Your dermatologiost will provide more information about different antibiotics. Cortisone creams should not be used as a rosacea treatment because they can further affect blood vessels leading to worsened Rosacea with pustule formation. New developments in light therapy are now enjoying very good press, heralding their capability to destroy the tiny ruptured blood vessels that cause flushing, without damaging the surrounding tissue.
There are two main types of light and laser therapy currently being used to reduce unsightly blood vessels:
- Intense Pulsed Light (IPL)
- Pulsed Dye Laser (PDL)
The PDL has been used to treat port wine stains since the mid-1980s and is currently the treatment of choice for cutaneous vascular lesions. This laser selectively targets vascular lesions through selective absorption of light by oxhemoglobin without epidermal damage.
Cosmetic camouflage may offer an alternative to more specific treatments. Bare Escentual mineral powders are good concealers. It is important to eliminate the factors that cause additional skin irritation. Daily facial products such as sunscreen should be free from alcohol or other irritating ingredients.
Moisturisers used along with the topical medications should be applied very gently after the medication has dried. When going outdoors, especially on warm sunny days, sunscreens with an SPF of 15 with UVA protection is so important. Avoid anything that seems to make your skin red and irritated. You should try to keep cool! Try using cooling fans and use air-conditioning in cars.
Recent Skin Surveys
A recent survey for Skin & Aging magazine found that 49% of respondents found alcohol to be most irritating to their skin. Fragrance scored 33%, alpha hydroxy acid 30%, witch hazel 24%, salicylic acid 17%, peppermint 12% and eucalyptus 11%.
Another survey found that Rosacea worsens with exposure to heat sources. In the survey of 431 patients, which was conducted by the National Rosacea Society (NRS), 80% of the respondents said they had suffered a flare-up of symptoms as a result of being out in the sun, and 80% said their condition was aggravated by hot weather. More than half of the people surveyed said that a hot bath had brought on Rosacea symptoms and just under half said hot drinks had done the same.
For some people, even heavy clothing is enough to bring on signs of the skin condition. The survey revealed that the following heat sources are likely to aggravate individual conditions:
- Fireplaces and bonfires
- High-intesity lamps
- Steam baths and saunas
- Cooking over a hot stove
However, there is a positive to all of this. 84% of the respondents said that avoiding sources of heat had reduced the frequency of their flare-ups. This has been achieved by making more common sense decisions in their everyday lives, such as washing in cooler water, staying inside in very hot weather, leaving a room when it gets too hot, or doing a more appropriate exercise routine.

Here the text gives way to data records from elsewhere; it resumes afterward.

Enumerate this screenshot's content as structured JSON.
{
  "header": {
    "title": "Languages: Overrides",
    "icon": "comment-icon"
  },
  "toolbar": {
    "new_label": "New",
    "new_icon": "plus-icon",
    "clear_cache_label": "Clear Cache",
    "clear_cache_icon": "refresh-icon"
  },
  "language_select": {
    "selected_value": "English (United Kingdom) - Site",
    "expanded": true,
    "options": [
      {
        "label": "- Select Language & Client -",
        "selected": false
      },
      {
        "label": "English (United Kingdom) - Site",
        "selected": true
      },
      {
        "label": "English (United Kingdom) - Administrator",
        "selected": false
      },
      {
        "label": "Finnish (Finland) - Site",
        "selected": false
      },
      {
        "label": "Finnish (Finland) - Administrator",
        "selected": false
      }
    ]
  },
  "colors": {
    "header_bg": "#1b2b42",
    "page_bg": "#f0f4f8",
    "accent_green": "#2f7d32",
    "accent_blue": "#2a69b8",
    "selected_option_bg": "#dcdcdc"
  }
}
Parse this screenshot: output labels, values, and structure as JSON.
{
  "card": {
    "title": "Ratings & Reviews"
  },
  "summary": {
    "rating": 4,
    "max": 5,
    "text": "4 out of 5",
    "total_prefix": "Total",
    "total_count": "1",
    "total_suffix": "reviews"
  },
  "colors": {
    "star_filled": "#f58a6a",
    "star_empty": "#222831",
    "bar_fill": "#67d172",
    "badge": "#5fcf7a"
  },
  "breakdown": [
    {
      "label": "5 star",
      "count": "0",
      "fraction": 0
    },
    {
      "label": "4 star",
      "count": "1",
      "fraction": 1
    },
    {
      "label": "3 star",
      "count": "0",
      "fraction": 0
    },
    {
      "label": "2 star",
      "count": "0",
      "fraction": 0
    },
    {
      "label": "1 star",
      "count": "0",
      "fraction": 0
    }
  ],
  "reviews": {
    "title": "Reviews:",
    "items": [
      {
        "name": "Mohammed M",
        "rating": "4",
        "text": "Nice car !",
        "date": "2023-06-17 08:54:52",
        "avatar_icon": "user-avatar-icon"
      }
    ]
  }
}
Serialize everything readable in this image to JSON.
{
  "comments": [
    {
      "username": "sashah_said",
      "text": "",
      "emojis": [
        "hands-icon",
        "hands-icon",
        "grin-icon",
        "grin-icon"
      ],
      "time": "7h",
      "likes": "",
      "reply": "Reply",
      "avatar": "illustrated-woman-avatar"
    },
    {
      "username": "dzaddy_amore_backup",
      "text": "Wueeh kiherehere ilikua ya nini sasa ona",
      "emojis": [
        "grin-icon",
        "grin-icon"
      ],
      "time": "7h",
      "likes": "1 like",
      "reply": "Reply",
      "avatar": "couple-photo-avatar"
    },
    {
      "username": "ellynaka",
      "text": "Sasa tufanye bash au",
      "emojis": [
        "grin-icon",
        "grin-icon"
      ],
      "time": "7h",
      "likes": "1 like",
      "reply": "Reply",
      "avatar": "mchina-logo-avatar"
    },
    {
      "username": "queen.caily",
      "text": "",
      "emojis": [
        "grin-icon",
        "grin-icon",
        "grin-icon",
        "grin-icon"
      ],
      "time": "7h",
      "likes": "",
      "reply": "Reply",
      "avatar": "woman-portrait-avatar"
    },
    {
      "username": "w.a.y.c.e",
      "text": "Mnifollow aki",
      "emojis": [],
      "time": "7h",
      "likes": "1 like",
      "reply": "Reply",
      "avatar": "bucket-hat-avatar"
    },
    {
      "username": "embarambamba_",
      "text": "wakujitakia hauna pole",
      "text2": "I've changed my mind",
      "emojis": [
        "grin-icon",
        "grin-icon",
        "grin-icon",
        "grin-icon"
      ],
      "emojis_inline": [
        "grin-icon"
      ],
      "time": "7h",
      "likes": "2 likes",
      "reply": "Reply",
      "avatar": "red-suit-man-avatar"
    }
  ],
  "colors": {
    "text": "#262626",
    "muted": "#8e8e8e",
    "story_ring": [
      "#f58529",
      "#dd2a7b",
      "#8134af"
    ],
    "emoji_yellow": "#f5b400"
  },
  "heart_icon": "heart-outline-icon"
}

Some suggested products that may be helpful for your rosacea:
- Cetaphil Cleanser, Simple Cleanser
- Camouflage makeup Bare Essentials Mineral Makeup
Use a sunscreen every day with a minimum SPF 15. The sunscreen should be EU compliant marked with a UVA logo. Every morning after washing or showering, apply the sunscreen to the sun-exposed skin.